7:27 p.m.

Journal-World reporter Chad Lawhorn, Douglas County Courthouse

Lots of people have voted in Douglas County, and lots of people voted early.

I just chatted with Douglas County Clerk Jamie Shew now the polls have closed, and he said he’s expecting somewhere around 45,000 people to have cast ballots in this mid-term election. That would equate to about a 60 percent voter turnout.

One number worth noting is that the number of people who voted in advance really exploded this year. Shew says the number is about 11,000 advance ballots, which is up from about 5,000 in both 2006 and 2010.

Shew hopes to have those ballots counted and totals released by 8 p.m. Advance numbers are usually a good indicator of how the election is going to play out the rest of the evening.
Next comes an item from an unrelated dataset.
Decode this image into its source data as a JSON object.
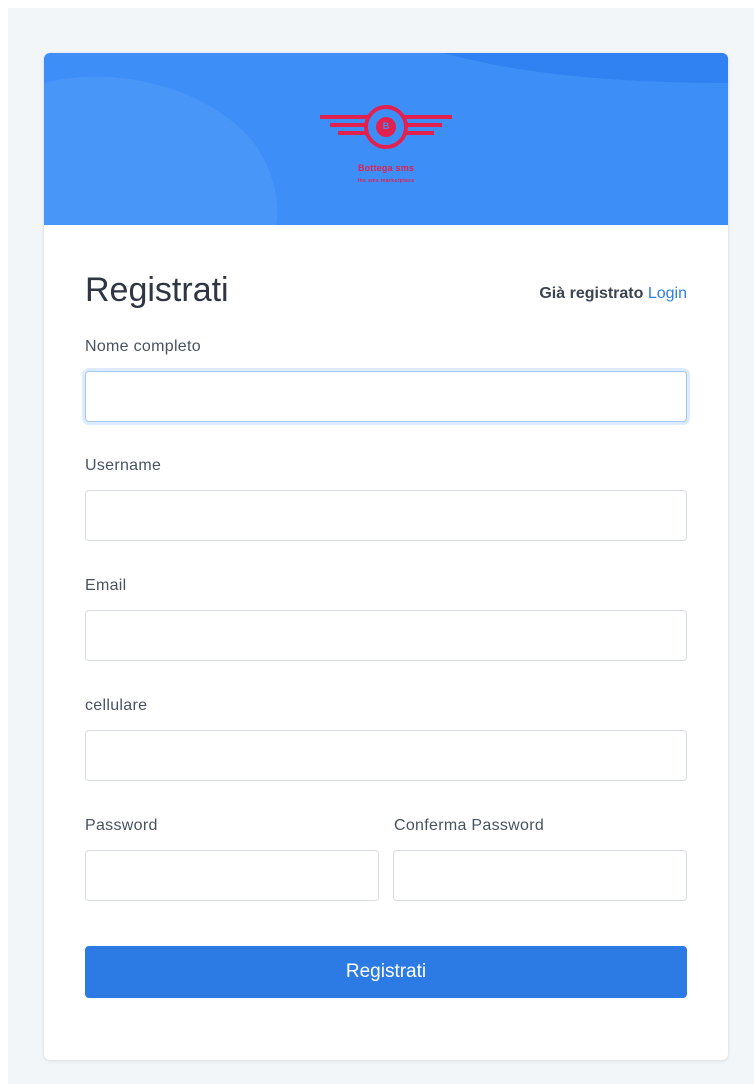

With so many advance ballots, it may be a particularly good predictor tonight.

I’m covering the police headquarters sales tax vote this evening, and in talking with city officials earlier this evening, I know they’ll be watching those numbers closely as well. They’ll also be looking for signs of what turnout was in West Lawrence. There is feeling among supporters of the sales tax that they’re going to need to get a fair amount of votes from the west.

As for the actual counting of votes tonight, Shew hates to predict when he’ll be done, but he said hopefully by 10:30 or 11 p.m. which would be about an hour later than normal. Some of you have asked in recent days about the process. No longer are all the paper ballots fed into a large voting counting machine at the Douglas County Courthouse. Instead votes are actually counted at the precincts. When you insert your ballot into the electronic box at your polling place, it is scanned and counted at that point. When the ballots arrive at the Douglas County Courthouse, Shew downloads the information from the machine, does a couple of audits, and then we have the results.

I’m stationed here at the Courthouse, so I’ll let you know as we start getting ballots in from various polling places.

7:12 p.m.

Polls are now closed across much of Kansas. The Douglas County elections office expects to release advance results sometime around or after 7:30 p.m.

In the meantime, catch up on today’s coverage from the polls …

Elections 2014 blog: Reporting from the polls

… and reports on the races themselves from Journal-World reporter Peter Hancock:

Elections 2014 blog: Voter privacy concerns raised again

Elections 2014 blog: V.P. Biden says Orman ‘with us’

Elections 2014 blog: If elected, Docking won’t seek cabinet post, will likely focus on education

In addition, Journal-World photographers will be updating this gallery throughout the night:

photo by: Nick Krug

Josh Erbmann, a video support worker comes down from a ladder while preparing for a watch party for democratic gubernatorial candidate Paul Davis on Tuesday, Nov. 4, 2014 at Abe & Jake's Landing in Lawrence.

Check back for reports from campaign watch parties as results begin to come in.